Keymer, John (DNB01)
KEYMER or KEYMOR, JOHN (fl. 1610–1620), economic writer, is said to have written as early as 1601 his 'Observations upon the Dutch Fishing,' which was first published by Sir Edward Ford in 1664 (London, 4to). Keymer had no practical knowledge of the fisheries, being 'altogether unexperimented in such business' (Gentleman, Way to Win Wealth, 1614, p. 3); he collected his notes from conversation with fishermen like Tobias Gentleman [q. v. Suppl.] and others, with a view to stimulating English fishery, then almost a monopoly of the Dutch. Histract was translated into German, and published in part xii. of the 'Diarium Europæum,' Frankfort, 1666, 4to; it was reissued in English in the 'Phenix' [sic] 1707, vol. i., in 'A Collection of choice Tracts,' 1721, and in 'A small Collection of valuable Tracts relating to the Herring Fishery,' 1761.

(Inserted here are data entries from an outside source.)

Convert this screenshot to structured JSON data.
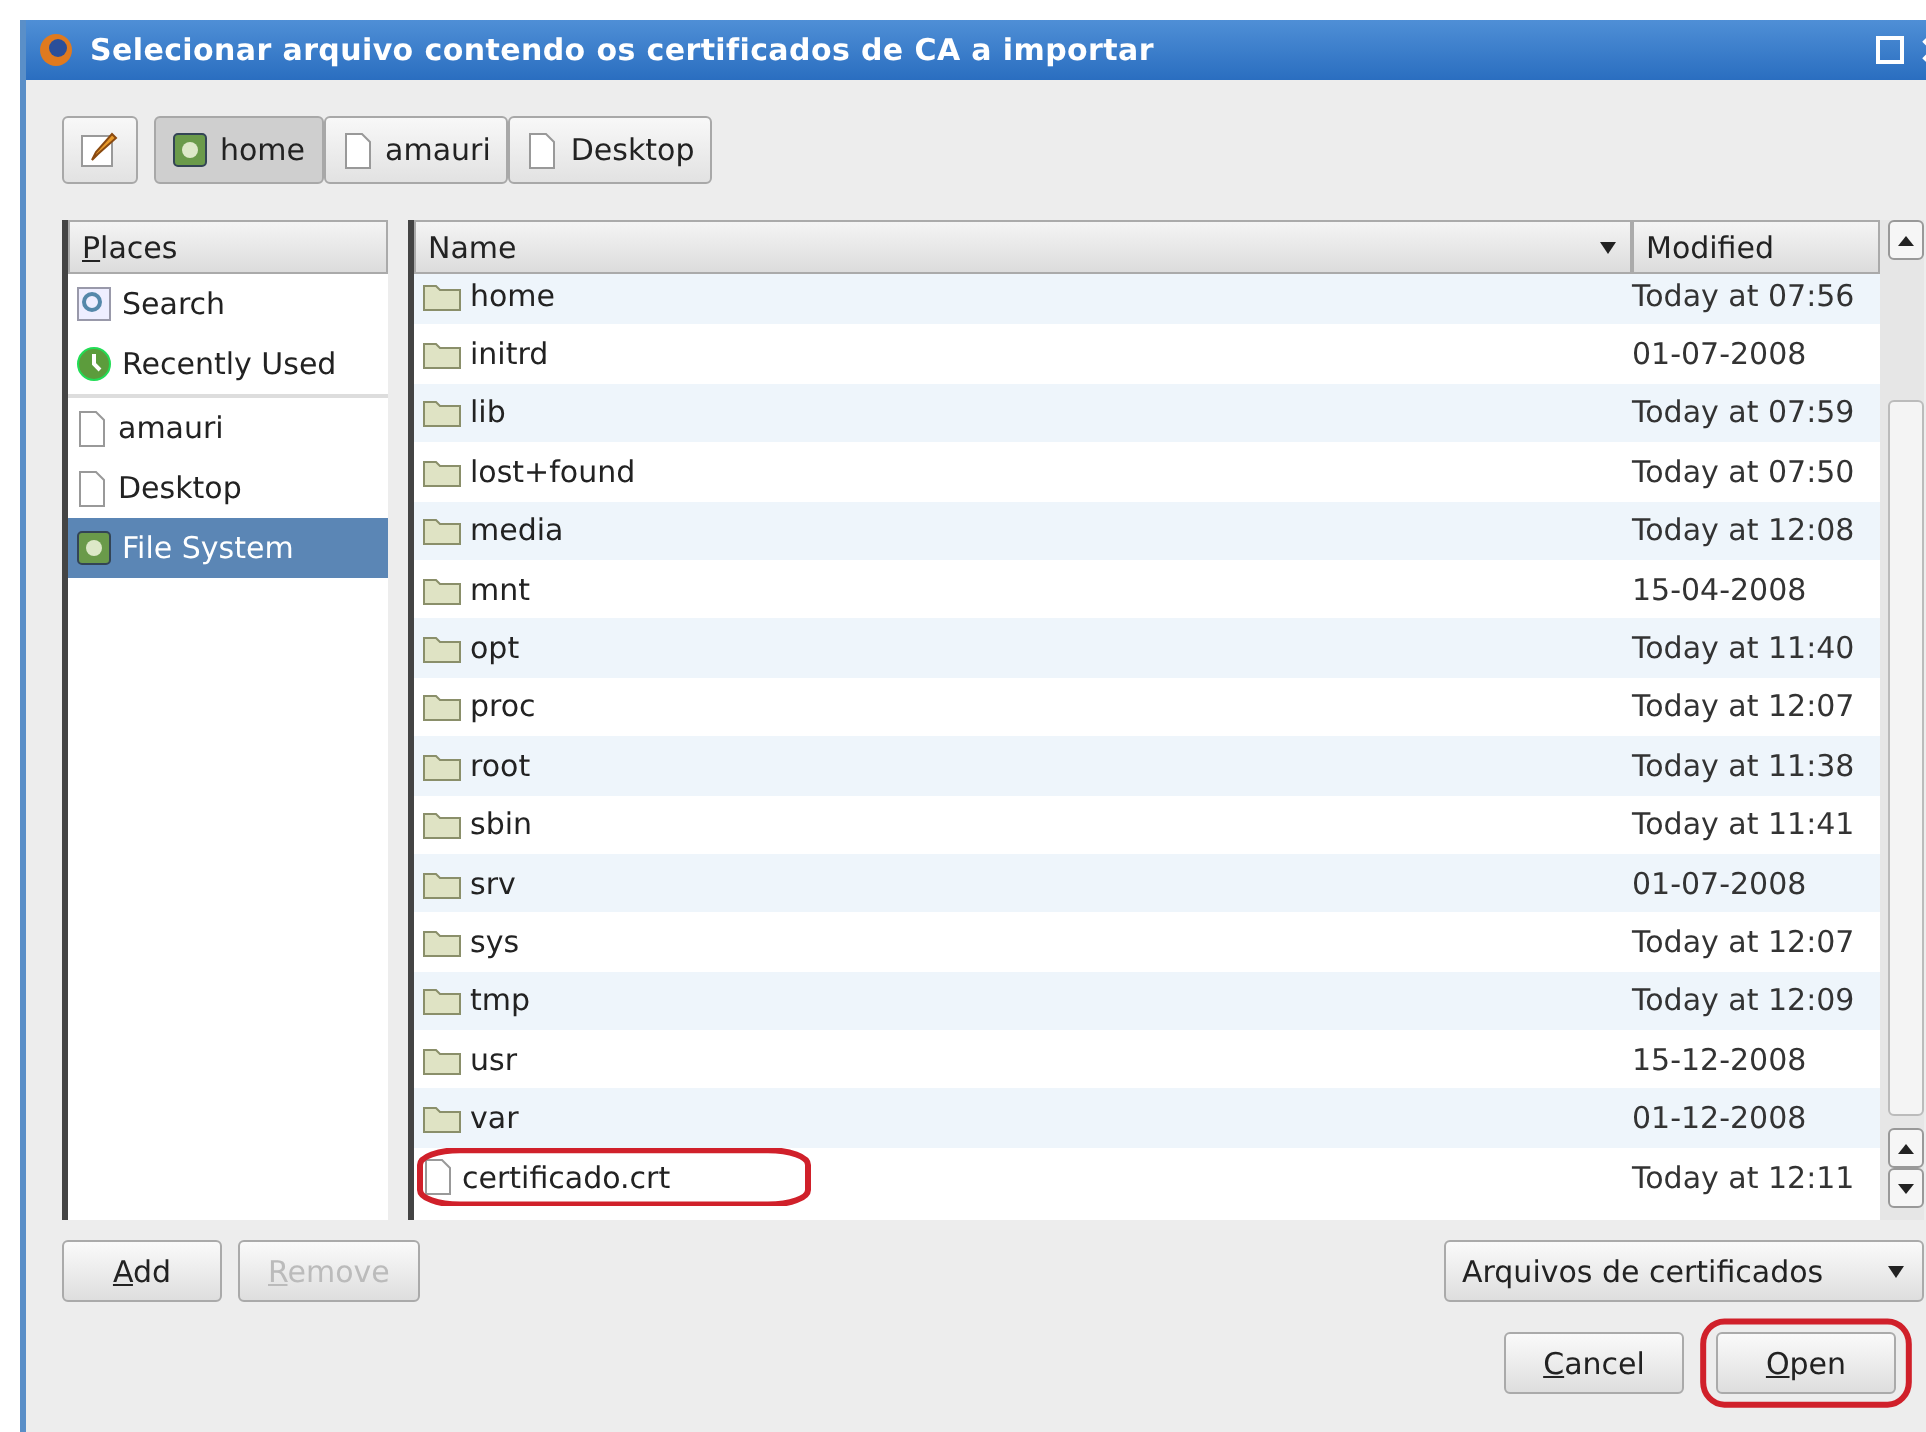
{
  "window": {
    "title": "Selecionar arquivo contendo os certificados de CA a importar"
  },
  "path_bar": {
    "buttons": [
      {
        "label": "home",
        "kind": "drive",
        "selected": true
      },
      {
        "label": "amauri",
        "kind": "folder",
        "selected": false
      },
      {
        "label": "Desktop",
        "kind": "folder",
        "selected": false
      }
    ]
  },
  "places": {
    "heading": "Places",
    "items": [
      {
        "label": "Search",
        "kind": "search",
        "selected": false
      },
      {
        "label": "Recently Used",
        "kind": "recent",
        "selected": false
      },
      {
        "label": "amauri",
        "kind": "folder",
        "selected": false
      },
      {
        "label": "Desktop",
        "kind": "folder",
        "selected": false
      },
      {
        "label": "File System",
        "kind": "drive",
        "selected": true
      }
    ]
  },
  "files": {
    "columns": [
      "Name",
      "Modified"
    ],
    "rows": [
      {
        "name": "home",
        "modified": "Today at 07:56",
        "kind": "folder",
        "highlighted": false
      },
      {
        "name": "initrd",
        "modified": "01-07-2008",
        "kind": "folder",
        "highlighted": false
      },
      {
        "name": "lib",
        "modified": "Today at 07:59",
        "kind": "folder",
        "highlighted": false
      },
      {
        "name": "lost+found",
        "modified": "Today at 07:50",
        "kind": "folder",
        "highlighted": false
      },
      {
        "name": "media",
        "modified": "Today at 12:08",
        "kind": "folder",
        "highlighted": false
      },
      {
        "name": "mnt",
        "modified": "15-04-2008",
        "kind": "folder",
        "highlighted": false
      },
      {
        "name": "opt",
        "modified": "Today at 11:40",
        "kind": "folder",
        "highlighted": false
      },
      {
        "name": "proc",
        "modified": "Today at 12:07",
        "kind": "folder",
        "highlighted": false
      },
      {
        "name": "root",
        "modified": "Today at 11:38",
        "kind": "folder",
        "highlighted": false
      },
      {
        "name": "sbin",
        "modified": "Today at 11:41",
        "kind": "folder",
        "highlighted": false
      },
      {
        "name": "srv",
        "modified": "01-07-2008",
        "kind": "folder",
        "highlighted": false
      },
      {
        "name": "sys",
        "modified": "Today at 12:07",
        "kind": "folder",
        "highlighted": false
      },
      {
        "name": "tmp",
        "modified": "Today at 12:09",
        "kind": "folder",
        "highlighted": false
      },
      {
        "name": "usr",
        "modified": "15-12-2008",
        "kind": "folder",
        "highlighted": false
      },
      {
        "name": "var",
        "modified": "01-12-2008",
        "kind": "folder",
        "highlighted": false
      },
      {
        "name": "certificado.crt",
        "modified": "Today at 12:11",
        "kind": "file",
        "highlighted": true
      }
    ]
  },
  "place_buttons": [
    {
      "label": "Add",
      "disabled": false
    },
    {
      "label": "Remove",
      "disabled": true
    }
  ],
  "filter": {
    "value": "Arquivos de certificados"
  },
  "buttons": [
    {
      "label": "Cancel",
      "highlighted": false
    },
    {
      "label": "Open",
      "highlighted": true
    }
  ]
}
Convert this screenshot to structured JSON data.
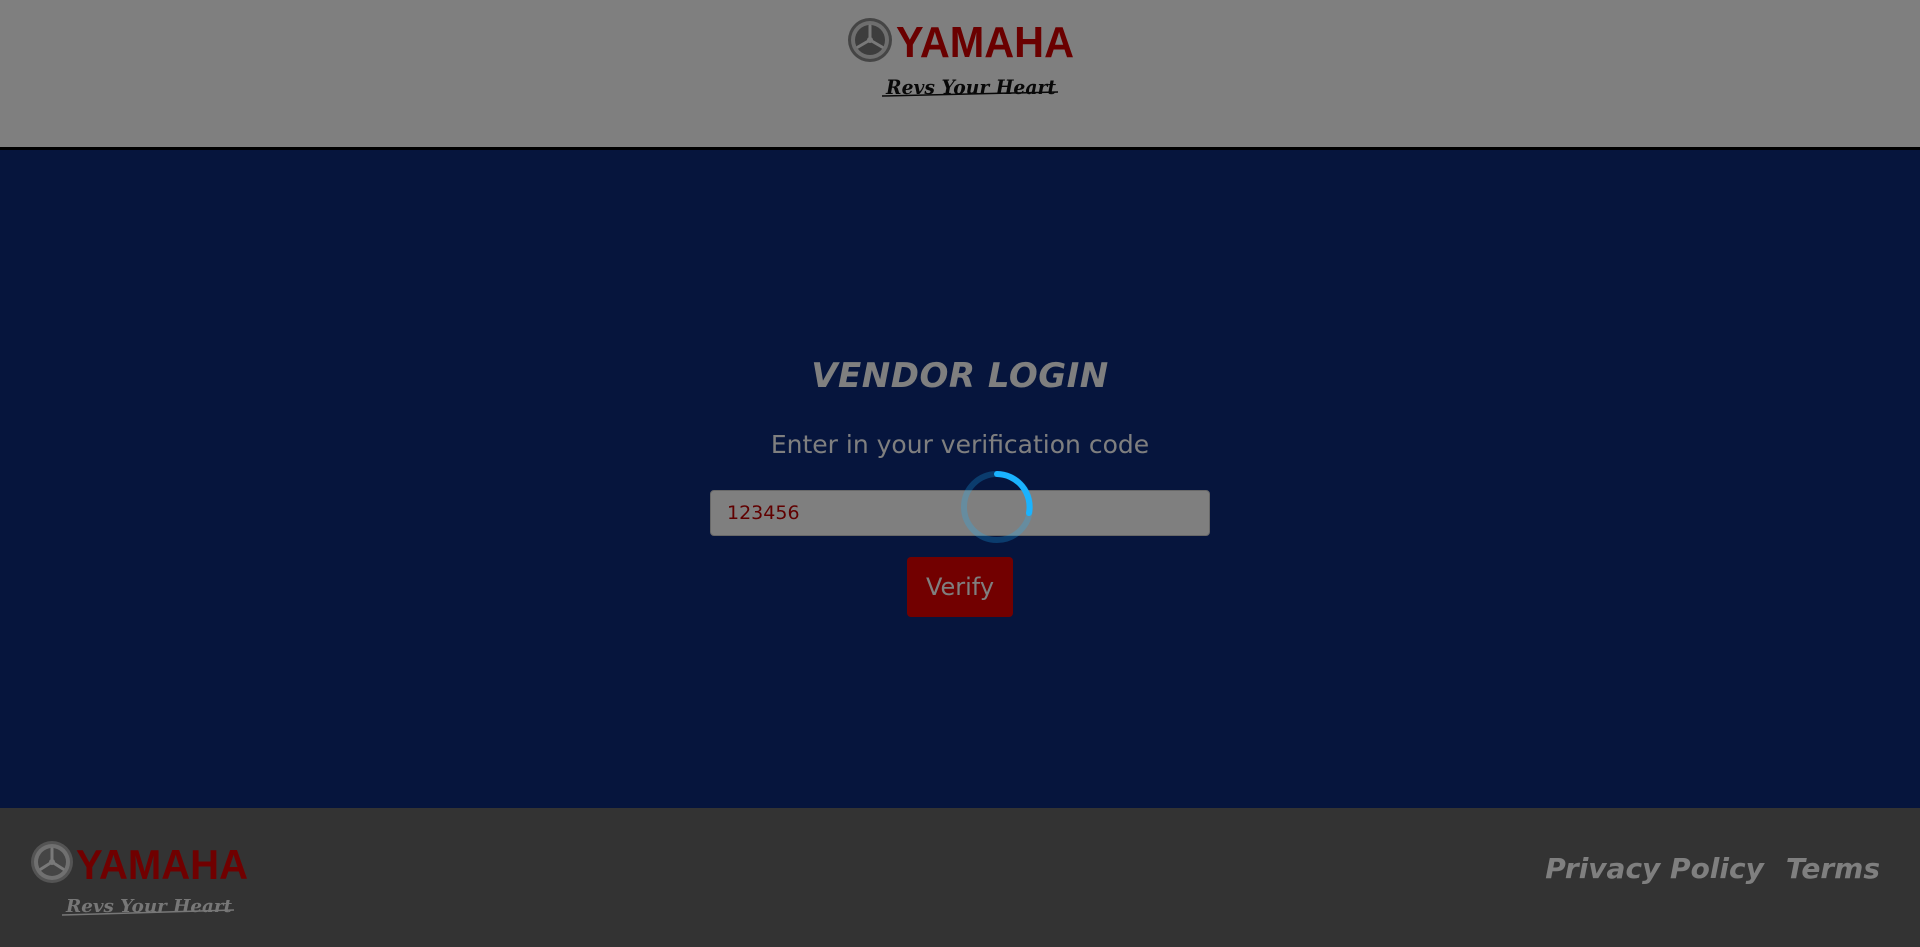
{
  "header": {
    "brand": "YAMAHA",
    "tagline": "Revs Your Heart"
  },
  "main": {
    "title": "VENDOR LOGIN",
    "subtitle": "Enter in your verification code",
    "code_field": {
      "value": "123456",
      "placeholder": ""
    },
    "verify_label": "Verify"
  },
  "footer": {
    "brand": "YAMAHA",
    "tagline": "Revs Your Heart",
    "privacy_label": "Privacy Policy",
    "terms_label": "Terms"
  },
  "colors": {
    "brand_red": "#e40000",
    "main_bg": "#0d2a7a",
    "footer_bg": "#666666",
    "spinner_accent": "#1ab3ff"
  },
  "icons": {
    "logo_emblem": "yamaha-tuning-forks-icon",
    "loading": "loading-spinner-icon"
  }
}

Another work by Keymer, addressed to James I, on the importance of encouraging manufactures in England and increasing commerce by reducing customs, is extant in the Record Office (State Papers, Dom. James I, cxviii. 114). The latter suggestion was much in advance of the age, but on 20 Dec. 1622 Prince Charles, John Williams, bishop of Lincoln and Buckingham, were joined with others in a commission 'to hear the propositions of John Keymer, and consider whether they will tend to the good of the King and the Commonwealth, as is pretended' (Cal. State Papers, Dom. 1619-22, p. 469). Nothing further seems to have been done in the matter.[Editions of Keymer's book in Brit. Mus. Libr.; Cal. State Papers, Dom. 1619-22; Gentleman's Way to Win Wealth, 1614; Palgrave's Dict. of Political Economy, s.v. 'Gentleman, Tobias.']